If you're a Mac OS X user, interested in finding a tool to capture the snippets of your life, a place to write journal entries, and more, check out Journler.

It's highly recommend, even if I'm a little biased about the icon design. :-)


Embrace the Creative Process

Mike Rohde's Sketch Kit (Open)I've noticed a recurring theme emerging in the logo, icon and web design work I've been doing the past year — the importance of loving the creative process and embracing design iterations, rather than fighting them.

Sometimes design iterations can feel like barriers to finishing a project. However, I find that by flowing with iterations and the process of design, I end up with better work in the end. Design is all about iteration, and exploring crazy, spur of the moment ideas.

I think this quote sums it up nicely:

"Keep in touch with your soul by developing your technique. There are no mistakes, so... just work. The more you work the more you'll figure out if that's your bliss."
— Fernando Araujo

Embrace the process. iterations are a chance to push yourself to the next level. When you embrace and enjoy the process, you'll see your joy reflected in your work.


HoudahGeo Icon Design

houdahgeo-icon.pngJust this week I've completed the application icon for one of my MakaluMedia clients, Pierre Bernard of Houdah Software, on his latest beta application HoudahGeo. In June 2006, I designed the icon for Pierre's first OS X application, HoudahSpot.

HoudahGeo allows you to geocode photos with latitude, longitude and altitude information. Take your photos, "pin" their locations on the earth, then export information to EXIF tags or Google Earth KML files, letting you can see the images in Google Earth.

Pierre and I started working with pencil sketches, using a globe with photos stuck to the surface, and a satellite in orbit around it, as you can see below:


1. In my first sketches, I focused on a single satellite, beaming information to/from photos on the surface of the globe. At this stage I hadn't worked out continents or exact placement of the photos, but knew I liked this general idea.

2. Here I played around with the idea of both a satellite and a camera orbiting the earth, and had by this round, started exploring continents and image locations a bit more. In the end, we discussed the camera+satellite option and felt the camera was redundant and not necessary to get the message across.

Production Icons
Next I went to production, using Fireworks to create the vector-based artwork. After a rough first draft, Pierre had an idea to try a pushpin in place of a satellite, though in the end, we felt the satellite just worked better.

With each successive revision, the earth was refined, satellite tweaked, highlights, glows and adjustments made.

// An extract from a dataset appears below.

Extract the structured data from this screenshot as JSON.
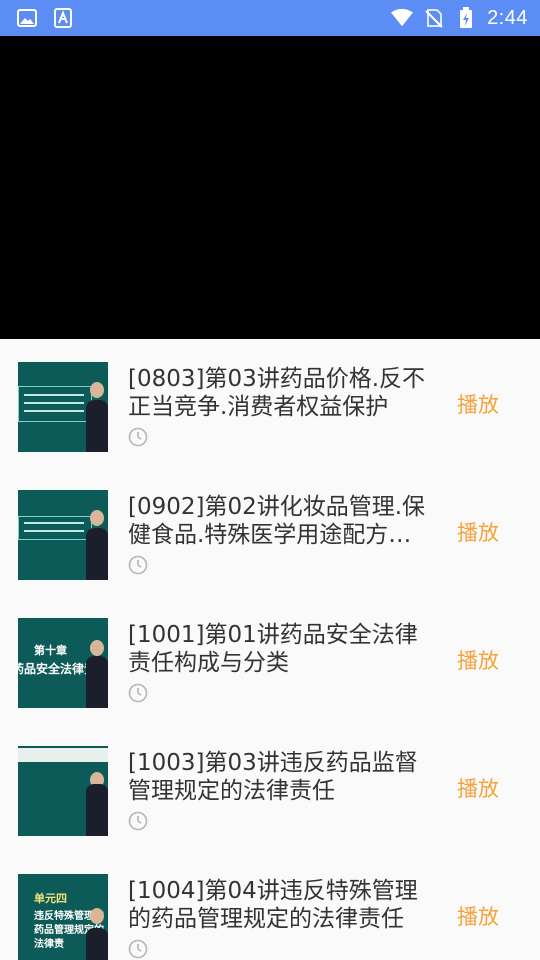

Here I've placed the first 4 revisions together to give you an idea how the process generally works:


The final adjustments and tweaks happened on icon v5, including a size up of the earth about 5-6%, lightening of the satellite's pulse glow and a few adjustments to photo locations on the earth itself.

Fireworks as Tool of Choice
The construction if icons using vectors in Fireworks, greatly assists in these kind of subtle tweaks. Because all of the elements are created as vector items, they can be easily sized up and down with no degradation of image quality, or moved around without worrying about re-applying masks or filters.

For comparison purposes, here is the final, winning HoudahGeo icon v5:


Thanks Pierre for choosing to work with me and MakaluMedia on your latest Mac application! I had a great time working with you on another fun icon project. :-)